The market and technical pressures of IC design today are forcing engineers away from ASIC-based projects, and forcing them to consider other logic alternatives. ASIC design times are longer than ever experienced, particularly when targeting silicon below 100 nm technology densities. More complex timing prediction, expensive parasitic extraction and analysis tools, new tool training, exorbitant mask costs, and the time and cost of verification in sub-micron ASIC designs now dominate the design flow. But there is a clear alternative available to let you avoid all of this confusion and cost, increase your productivity and at the same time reduce your risk, it is FPGA programmable logic design.

Programmable FPGA-based design methodologies let you increase productivity and lower design costs by removing the silicon design and verification headaches; moving your design freeze much farther out, even after product delivery. FPGA design tools offer added performance advantages with mature tool flows that help ASIC-to-FPGA design conversion with analysis, formal verification, and real-time debug technology that can slash up to 50% off your verification cycle.

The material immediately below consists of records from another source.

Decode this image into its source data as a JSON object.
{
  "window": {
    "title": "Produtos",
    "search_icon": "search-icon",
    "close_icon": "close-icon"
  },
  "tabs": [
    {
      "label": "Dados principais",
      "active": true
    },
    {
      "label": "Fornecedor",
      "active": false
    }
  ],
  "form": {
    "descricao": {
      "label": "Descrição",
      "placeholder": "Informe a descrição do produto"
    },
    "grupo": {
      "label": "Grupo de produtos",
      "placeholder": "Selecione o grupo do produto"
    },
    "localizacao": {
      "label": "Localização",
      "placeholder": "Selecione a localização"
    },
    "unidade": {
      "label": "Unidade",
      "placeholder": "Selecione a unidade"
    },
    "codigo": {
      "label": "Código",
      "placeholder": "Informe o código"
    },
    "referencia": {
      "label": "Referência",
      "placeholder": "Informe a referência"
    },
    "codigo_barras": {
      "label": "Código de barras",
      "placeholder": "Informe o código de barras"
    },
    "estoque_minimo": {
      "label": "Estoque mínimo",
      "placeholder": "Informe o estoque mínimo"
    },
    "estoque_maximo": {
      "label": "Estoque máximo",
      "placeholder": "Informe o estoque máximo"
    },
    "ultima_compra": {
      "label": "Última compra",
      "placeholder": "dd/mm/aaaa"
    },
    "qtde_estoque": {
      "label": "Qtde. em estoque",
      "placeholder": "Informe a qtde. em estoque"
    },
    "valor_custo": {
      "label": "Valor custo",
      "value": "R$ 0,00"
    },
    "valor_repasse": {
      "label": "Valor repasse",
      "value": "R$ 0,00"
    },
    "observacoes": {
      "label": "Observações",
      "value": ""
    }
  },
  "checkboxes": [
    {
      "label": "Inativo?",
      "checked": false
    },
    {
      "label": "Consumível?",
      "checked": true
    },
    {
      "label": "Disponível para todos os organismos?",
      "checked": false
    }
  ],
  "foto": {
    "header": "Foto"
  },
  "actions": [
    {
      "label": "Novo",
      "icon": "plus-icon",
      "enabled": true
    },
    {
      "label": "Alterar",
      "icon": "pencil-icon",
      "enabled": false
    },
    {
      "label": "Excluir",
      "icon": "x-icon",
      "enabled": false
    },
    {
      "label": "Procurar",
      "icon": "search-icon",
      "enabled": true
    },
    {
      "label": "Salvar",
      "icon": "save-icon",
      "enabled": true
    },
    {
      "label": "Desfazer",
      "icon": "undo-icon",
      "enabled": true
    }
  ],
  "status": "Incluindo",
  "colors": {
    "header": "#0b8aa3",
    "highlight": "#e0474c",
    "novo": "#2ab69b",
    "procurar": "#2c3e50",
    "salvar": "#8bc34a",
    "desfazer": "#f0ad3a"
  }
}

Advanced optional technology like RT-level floorplanning, FPGA physical synthesis, incremental design, and modular design tailor FPGA implementation tools to your specific corporate design environment, increase design performance, and shorten the design cycle, particularly for high-density designs.

Curriculum Vitae

Giles Peckham Giles Peckham has worked on the silicon side of IC design for over twenty years, covering the whole spectrum from full custom SoC designs through Standard Cells, Gate Arrays and now Programmable Logic. He currently works for Xilinx where he is responsible for marketing Xilinx‘ product and services solutions in Europe. His experience in design and field applications roles supports his special interest in the advanced EDA flows used for today‘s high density and high performance FPGAs.